I decided to start with what's unquestionably Lynch's most family-friendly offering, the 1990 show Twin Peaks. Since it was a network television show way before Law and Order was broadcasting mutilated breast implants, Twin Peaks has a quaintness to it. It's almost strangely wholesome, even though "bad girl" Laura Palmer snorted blow and worked at a brothel. The strangest elements come from strange juxtapositions and unsettling moments - hospital food that looks like mustard, for example, or a characters blue-and-red sunglasses that look like those 1950s 3D movie glasses. Neither gets an explanation, which, as Wallace explained, is pretty much a David Lynch trademark: strange subterranean rumblings and mechanical clankings, incongruous character motifs, grotesque and unusual looking characters, which apparently are Lynch's stock in trade.

I like it. Special Agent Dale Cooper, played by the straight-shooting Kyle MacLachlan, is kind of hilarious in his squareness, and the sultry, sexy girls are erotic in a very 1950s way - lots of sweaters with conical bosoms, even some saddle shoes thrown in the mix. Lara Flynn Boyle, who later became one of the Skeletors on The Practice was practically curvy; Sherilyn Fenn, who went on to pose for Playboy, is delicious.

The show is unquestionably weird, but the weirdness generally springs from the kind of place that most art comes from: people are constantly furrowing their brow and sighing "I could do that" about most modern/abstract art, but the fact is, they don't. Lynch's odd moments spring from that same well; when he has a high schooler breakdance out of frame in the pilot episode, it's funny and weird and honest at the same time, because high school kids do weird shit all the time, and to depict them as automatonic droids whose only function is to advance the plot would be selling them out. His odd moments feel true. They seem to reflect the kind of oddness that real people deal with during the day-to-day.

Twin Peaks is, before all other things, a soap opera. It's got that whole who-killed-Laura-Palmer element, but the mystery fades into the background ase characters fall in and out of love, beat each other up, have visions, and rely on characters named th things like "The Log Lady" to give them guidance. To be honest, it's kind of like a miles-better version of that sudsy guilty pleasure Passions, which used possessions and talking puppets as major plot points and which was like a daytime Lynch-lite show.
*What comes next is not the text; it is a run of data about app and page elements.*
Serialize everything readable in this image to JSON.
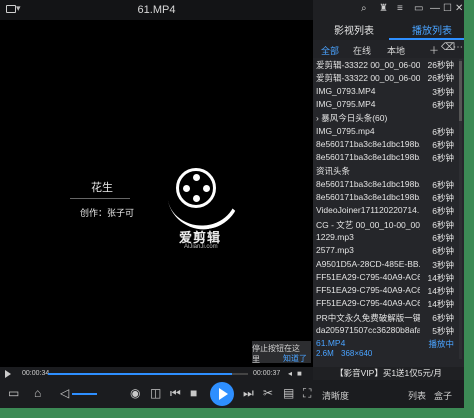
{
  "window": {
    "title": "61.MP4"
  },
  "video": {
    "side_title": "花生",
    "side_author": "创作：张子可",
    "brand": "爱剪辑",
    "brand_url": "AiJianJi.com",
    "tip_line1": "停止按钮在这里",
    "tip_line2": "知道了"
  },
  "seek": {
    "current": "00:00:34",
    "total": "00:00:37",
    "progress": 0.92
  },
  "controls": {
    "clarity_label": "清晰度",
    "list_label": "列表",
    "box_label": "盒子"
  },
  "panel": {
    "tab1": "影视列表",
    "tab2": "播放列表",
    "sub_all": "全部",
    "sub_online": "在线",
    "sub_local": "本地",
    "items": [
      {
        "name": "爱剪辑-33322 00_00_06-00_...",
        "dur": "26秒钟"
      },
      {
        "name": "爱剪辑-33322 00_00_06-00_...",
        "dur": "26秒钟"
      },
      {
        "name": "IMG_0793.MP4",
        "dur": "3秒钟"
      },
      {
        "name": "IMG_0795.MP4",
        "dur": "6秒钟"
      },
      {
        "name": "› 暴风今日头条(60)",
        "dur": ""
      },
      {
        "name": "IMG_0795.mp4",
        "dur": "6秒钟"
      },
      {
        "name": "8e560171ba3c8e1dbc198b...",
        "dur": "6秒钟"
      },
      {
        "name": "8e560171ba3c8e1dbc198b...",
        "dur": "6秒钟"
      },
      {
        "name": "资讯头条",
        "dur": ""
      },
      {
        "name": "8e560171ba3c8e1dbc198b...",
        "dur": "6秒钟"
      },
      {
        "name": "8e560171ba3c8e1dbc198b...",
        "dur": "6秒钟"
      },
      {
        "name": "VideoJoiner171120220714...",
        "dur": "6秒钟"
      },
      {
        "name": "CG - 文艺 00_00_10-00_00_2...",
        "dur": "6秒钟"
      },
      {
        "name": "1229.mp3",
        "dur": "6秒钟"
      },
      {
        "name": "2577.mp3",
        "dur": "6秒钟"
      },
      {
        "name": "A9501D5A-28CD-485E-BB...",
        "dur": "3秒钟"
      },
      {
        "name": "FF51EA29-C795-40A9-AC6...",
        "dur": "14秒钟"
      },
      {
        "name": "FF51EA29-C795-40A9-AC6...",
        "dur": "14秒钟"
      },
      {
        "name": "FF51EA29-C795-40A9-AC6...",
        "dur": "14秒钟"
      },
      {
        "name": "PR中文永久免费破解版一键...",
        "dur": "6秒钟"
      },
      {
        "name": "da205971507cc36280b8afa...",
        "dur": "5秒钟"
      },
      {
        "name": "61.MP4",
        "dur": "播放中"
      }
    ],
    "meta_size": "2.6M",
    "meta_res": "368×640",
    "promo": "【影音VIP】买1送1仅5元/月"
  },
  "colors": {
    "accent": "#2e8fff",
    "bg": "#1b1c1f",
    "desktop": "#3c8a55"
  }
}
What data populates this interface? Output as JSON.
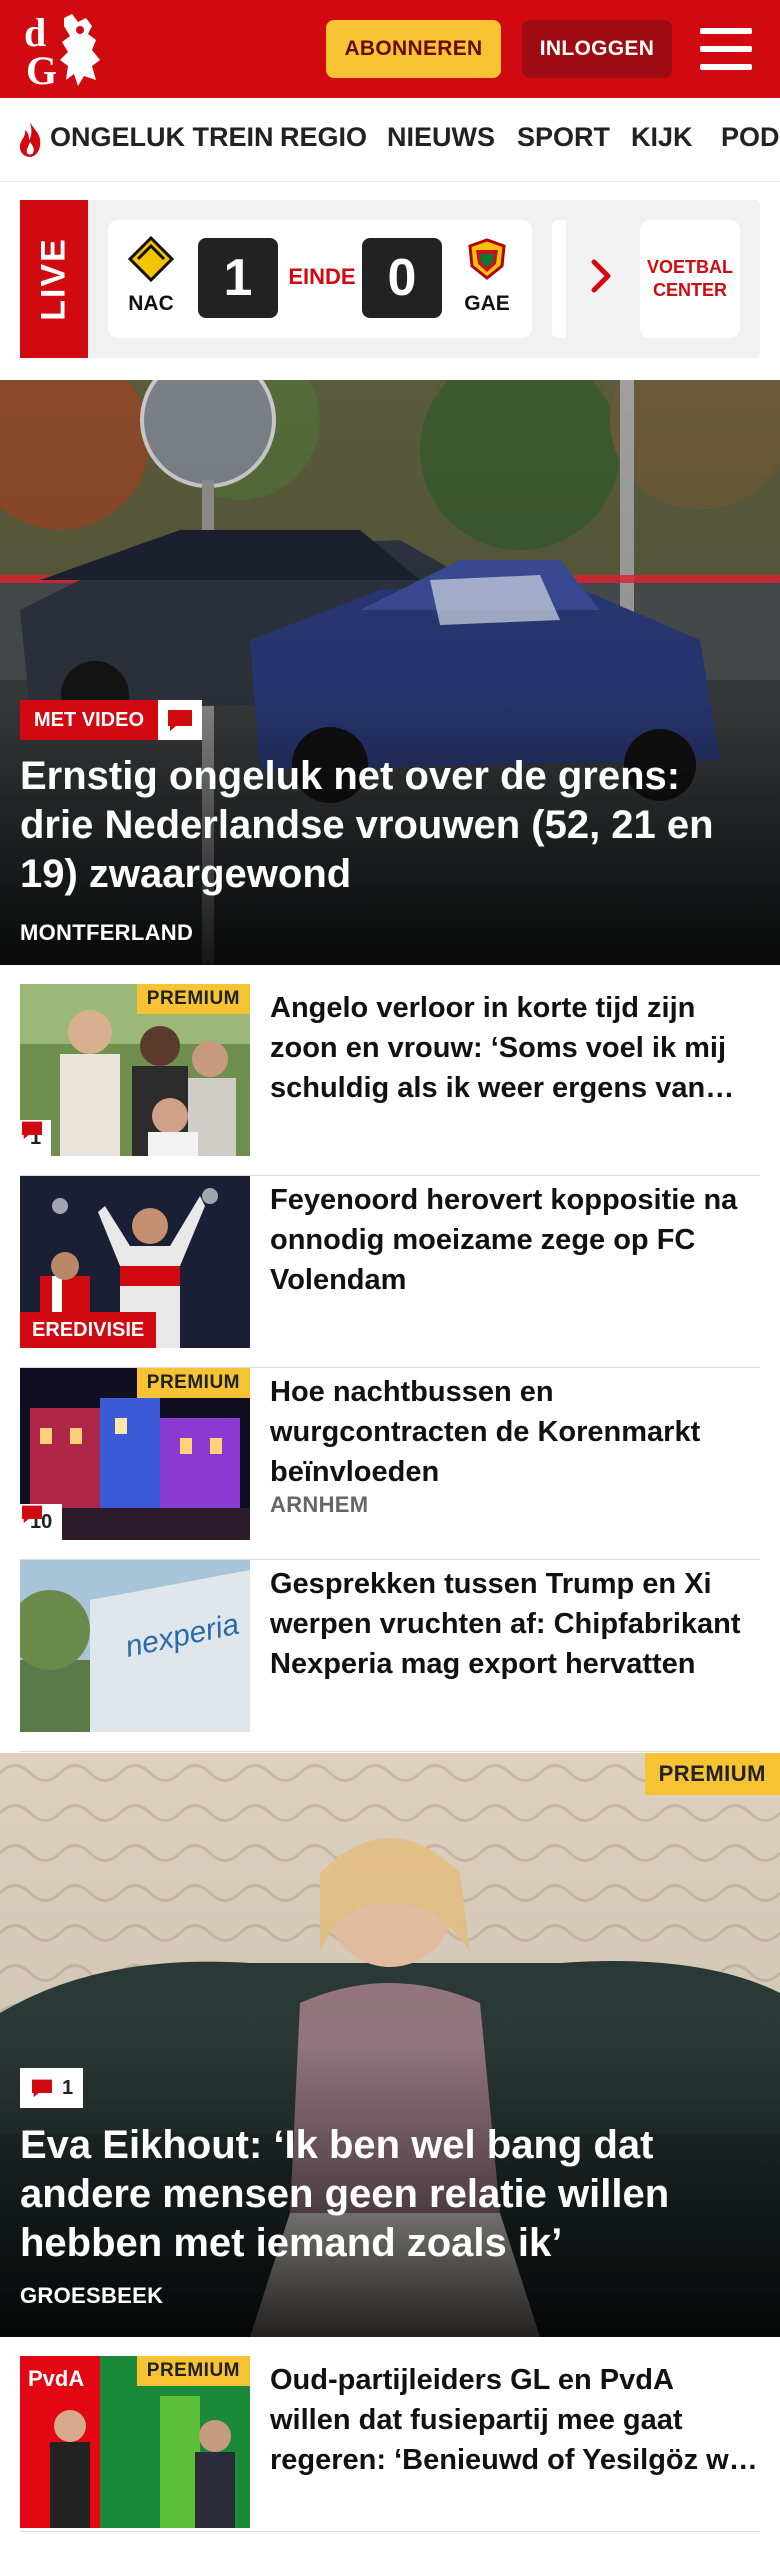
{
  "header": {
    "logo_text": "dG",
    "subscribe_label": "ABONNEREN",
    "login_label": "INLOGGEN",
    "brand_color": "#d10a11",
    "accent_color": "#f7c333"
  },
  "nav": {
    "items": [
      {
        "label": "ONGELUK TREIN",
        "icon": "flame-icon"
      },
      {
        "label": "REGIO"
      },
      {
        "label": "NIEUWS"
      },
      {
        "label": "SPORT"
      },
      {
        "label": "KIJK"
      },
      {
        "label": "POD"
      }
    ]
  },
  "live": {
    "label": "LIVE",
    "match": {
      "home_team": "NAC",
      "home_score": "1",
      "status": "EINDE",
      "away_score": "0",
      "away_team": "GAE"
    },
    "more_label": "VOETBAL CENTER"
  },
  "hero": {
    "badge": "MET VIDEO",
    "title": "Ernstig ongeluk net over de grens: drie Nederlandse vrouwen (52, 21 en 19) zwaargewond",
    "location": "MONTFERLAND"
  },
  "articles": [
    {
      "title": "Angelo verloor in korte tijd zijn zoon en vrouw: ‘Soms voel ik mij schuldig als ik weer ergens van genieten kan’",
      "premium": "PREMIUM",
      "comments": "1"
    },
    {
      "title": "Feyenoord herovert koppositie na onnodig moeizame zege op FC Volendam",
      "category": "EREDIVISIE"
    },
    {
      "title": "Hoe nachtbussen en wurgcontracten de Korenmarkt beïnvloeden",
      "premium": "PREMIUM",
      "comments": "10",
      "location": "ARNHEM"
    },
    {
      "title": "Gesprekken tussen Trump en Xi werpen vruchten af: Chipfabrikant Nexperia mag export hervatten"
    }
  ],
  "feature": {
    "premium": "PREMIUM",
    "comments": "1",
    "title": "Eva Eikhout: ‘Ik ben wel bang dat andere mensen geen relatie willen hebben met iemand zoals ik’",
    "location": "GROESBEEK"
  },
  "article_bottom": {
    "title": "Oud-partijleiders GL en PvdA willen dat fusiepartij mee gaat regeren: ‘Benieuwd of Yesilgöz wel durft’",
    "premium": "PREMIUM"
  }
}
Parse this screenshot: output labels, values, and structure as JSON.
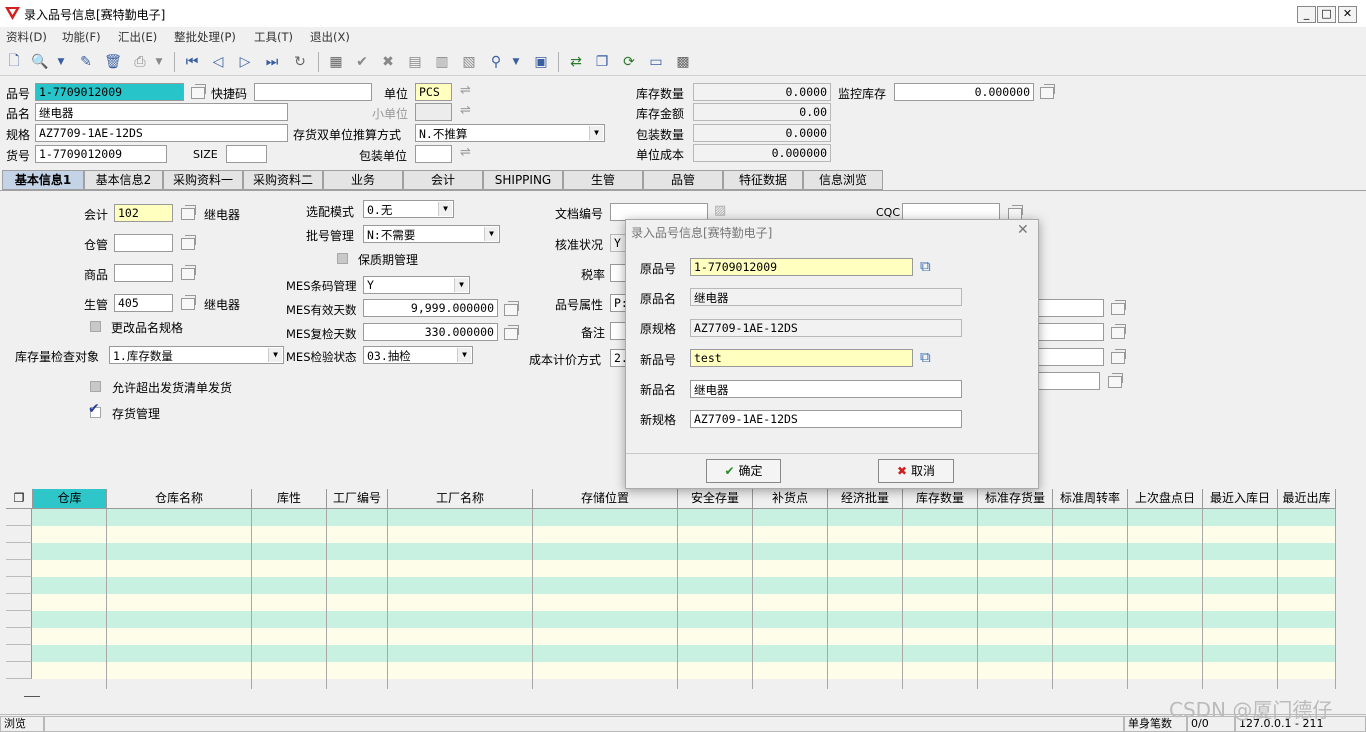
{
  "window": {
    "title": "录入品号信息[赛特勤电子]",
    "min": "_",
    "max": "□",
    "close": "✕"
  },
  "menu": [
    "资料(D)",
    "功能(F)",
    "汇出(E)",
    "整批处理(P)",
    "工具(T)",
    "退出(X)"
  ],
  "header": {
    "pinhao_label": "品号",
    "pinhao_value": "1-7709012009",
    "kuaijie_label": "快捷码",
    "kuaijie_value": "",
    "danwei_label": "单位",
    "danwei_value": "PCS",
    "pinming_label": "品名",
    "pinming_value": "继电器",
    "xiaodanwei_label": "小单位",
    "guige_label": "规格",
    "guige_value": "AZ7709-1AE-12DS",
    "shuangdanwei_label": "存货双单位推算方式",
    "shuangdanwei_value": "N.不推算",
    "huohao_label": "货号",
    "huohao_value": "1-7709012009",
    "size_label": "SIZE",
    "size_value": "",
    "baozhuang_label": "包装单位",
    "baozhuang_value": "",
    "kucunshuliang_label": "库存数量",
    "kucunshuliang_value": "0.0000",
    "kucunjine_label": "库存金额",
    "kucunjine_value": "0.00",
    "baozhuangshuliang_label": "包装数量",
    "baozhuangshuliang_value": "0.0000",
    "danweichengben_label": "单位成本",
    "danweichengben_value": "0.000000",
    "jiankong_label": "监控库存",
    "jiankong_value": "0.000000"
  },
  "tabs": [
    "基本信息1",
    "基本信息2",
    "采购资料一",
    "采购资料二",
    "业务",
    "会计",
    "SHIPPING",
    "生管",
    "品管",
    "特征数据",
    "信息浏览"
  ],
  "panel": {
    "kuaiji_label": "会计",
    "kuaiji_value": "102",
    "kuaiji_name": "继电器",
    "cangguan_label": "仓管",
    "cangguan_value": "",
    "shangpin_label": "商品",
    "shangpin_value": "",
    "shengguan_label": "生管",
    "shengguan_value": "405",
    "shengguan_name": "继电器",
    "genggai_label": "更改品名规格",
    "kucunjiancha_label": "库存量检查对象",
    "kucunjiancha_value": "1.库存数量",
    "yunxu_label": "允许超出发货清单发货",
    "cunhuo_label": "存货管理",
    "xuanpei_label": "选配模式",
    "xuanpei_value": "0.无",
    "pihao_label": "批号管理",
    "pihao_value": "N:不需要",
    "baozhiqi_label": "保质期管理",
    "mestiaoma_label": "MES条码管理",
    "mestiaoma_value": "Y",
    "mesyouxiao_label": "MES有效天数",
    "mesyouxiao_value": "9,999.000000",
    "mesfujian_label": "MES复检天数",
    "mesfujian_value": "330.000000",
    "mesjianyan_label": "MES检验状态",
    "mesjianyan_value": "03.抽检",
    "wendang_label": "文档编号",
    "wendang_value": "",
    "hezhun_label": "核准状况",
    "hezhun_value": "Y",
    "shuilv_label": "税率",
    "shuilv_value": "",
    "pinhaoshuxing_label": "品号属性",
    "pinhaoshuxing_value": "P:",
    "beizhu_label": "备注",
    "beizhu_value": "",
    "chengben_label": "成本计价方式",
    "chengben_value": "2.",
    "cqc_label": "CQC",
    "cqc_value": ""
  },
  "grid": {
    "columns": [
      "仓库",
      "仓库名称",
      "库性",
      "工厂编号",
      "工厂名称",
      "存储位置",
      "安全存量",
      "补货点",
      "经济批量",
      "库存数量",
      "标准存货量",
      "标准周转率",
      "上次盘点日",
      "最近入库日",
      "最近出库"
    ]
  },
  "status": {
    "mode": "浏览",
    "count_label": "单身笔数",
    "count_value": "0/0",
    "ip": "127.0.0.1 - 211"
  },
  "dialog": {
    "title": "录入品号信息[赛特勤电子]",
    "yuanpinhao_label": "原品号",
    "yuanpinhao_value": "1-7709012009",
    "yuanpinming_label": "原品名",
    "yuanpinming_value": "继电器",
    "yuanguige_label": "原规格",
    "yuanguige_value": "AZ7709-1AE-12DS",
    "xinpinhao_label": "新品号",
    "xinpinhao_value": "test",
    "xinpinming_label": "新品名",
    "xinpinming_value": "继电器",
    "xinguige_label": "新规格",
    "xinguige_value": "AZ7709-1AE-12DS",
    "ok_label": "确定",
    "cancel_label": "取消"
  },
  "watermark": "CSDN @厦门德仔"
}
Having raced through a season of TP in about ten minutes, I'm now way more interested in seeing films like Blue Velvet and Mulholland Drive, because I know they're going to be weird in a really specific way. I can handle weird and bizarre and incongruous; I can handle Lynchian. Ultimately, real life is Lynchian: weird, coincidental, dangerous, and not quite what it seems.